• [Records provided]:
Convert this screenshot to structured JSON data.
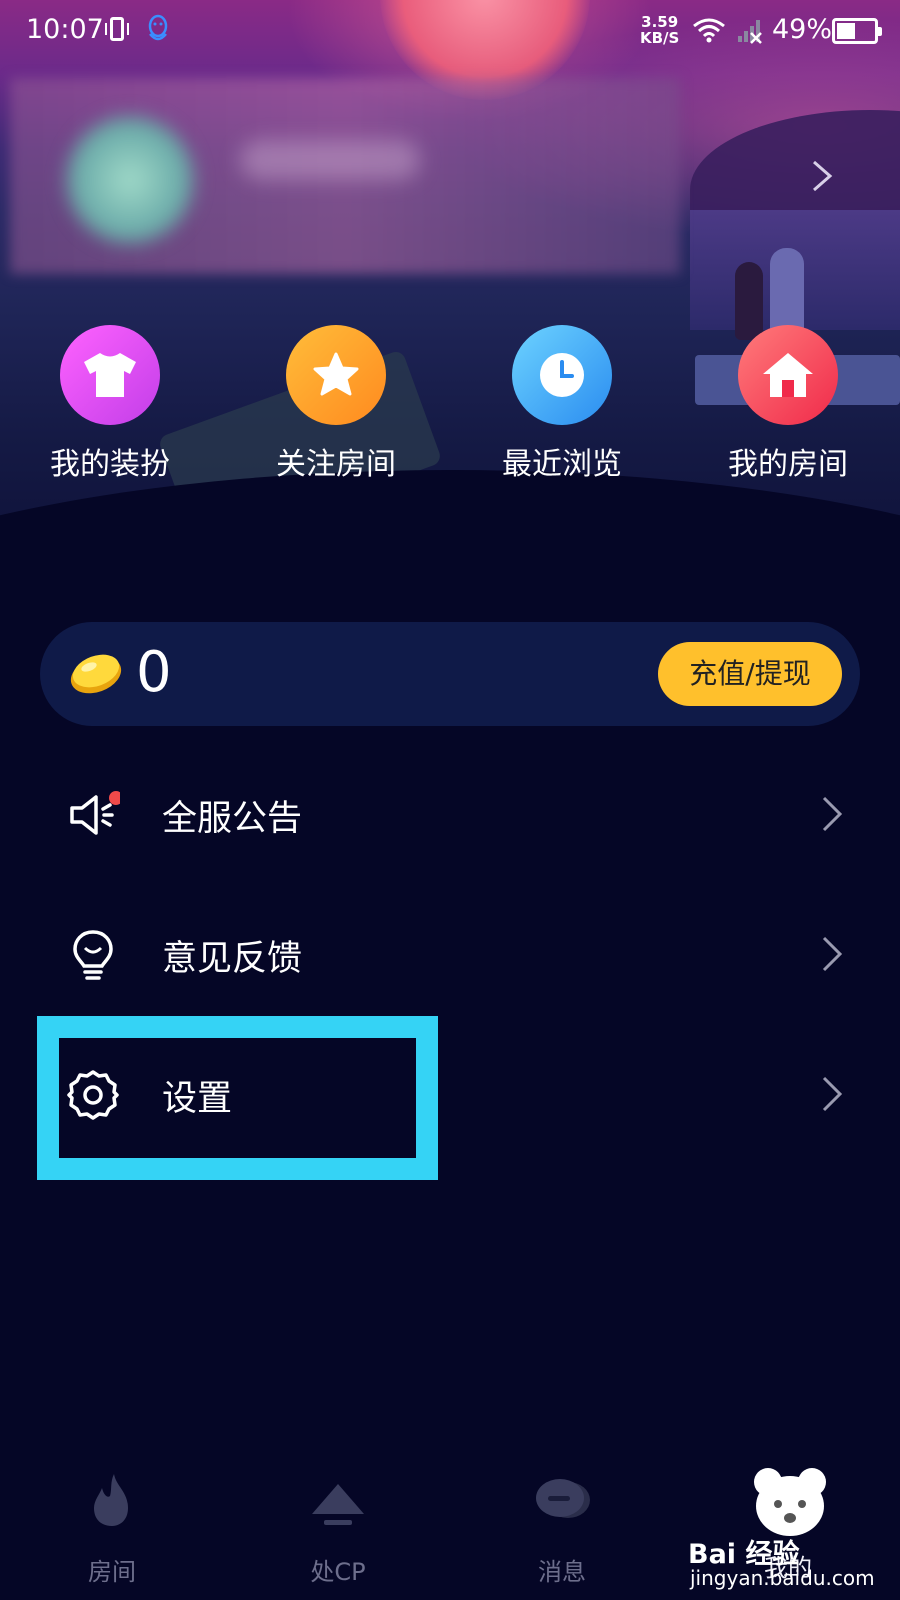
{
  "status_bar": {
    "time": "10:07",
    "net_speed_value": "3.59",
    "net_speed_unit": "KB/S",
    "battery_text": "49%"
  },
  "quick_actions": [
    {
      "label": "我的装扮",
      "icon": "tshirt-icon",
      "color": "#e24cf0"
    },
    {
      "label": "关注房间",
      "icon": "star-icon",
      "color": "#ffa52c"
    },
    {
      "label": "最近浏览",
      "icon": "clock-icon",
      "color": "#3fa6f4"
    },
    {
      "label": "我的房间",
      "icon": "house-icon",
      "color": "#f5475a"
    }
  ],
  "wallet": {
    "balance": "0",
    "recharge_label": "充值/提现",
    "accent": "#ffc02c"
  },
  "menu": [
    {
      "label": "全服公告",
      "icon": "announcement-icon",
      "has_badge": true
    },
    {
      "label": "意见反馈",
      "icon": "lightbulb-icon",
      "has_badge": false
    },
    {
      "label": "设置",
      "icon": "gear-icon",
      "has_badge": false,
      "highlighted": true
    }
  ],
  "highlight_color": "#35d3f5",
  "nav": [
    {
      "label": "房间",
      "icon": "flame-icon"
    },
    {
      "label": "处CP",
      "icon": "mountain-icon"
    },
    {
      "label": "消息",
      "icon": "chat-icon"
    },
    {
      "label": "我的",
      "icon": "profile-icon",
      "active": true
    }
  ],
  "watermark": {
    "text": "Bai 经验",
    "url": "jingyan.baidu.com"
  }
}
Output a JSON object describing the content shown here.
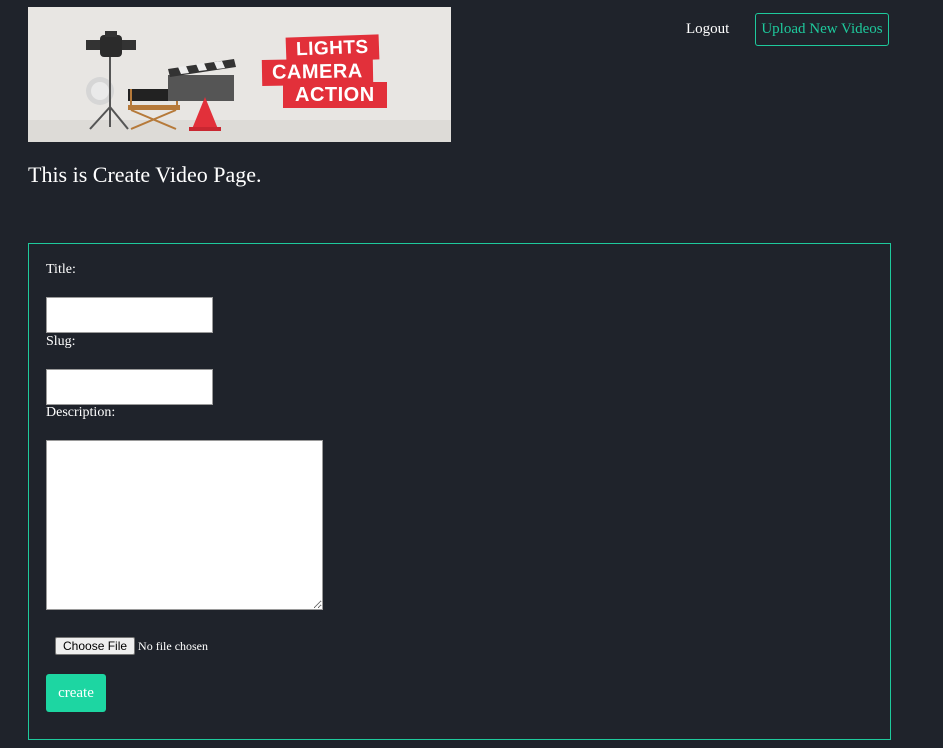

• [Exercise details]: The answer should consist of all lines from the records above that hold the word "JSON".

• [Task result]:
Convert this screenshot to structured JSON data.
Output a JSON object describing the content shown here.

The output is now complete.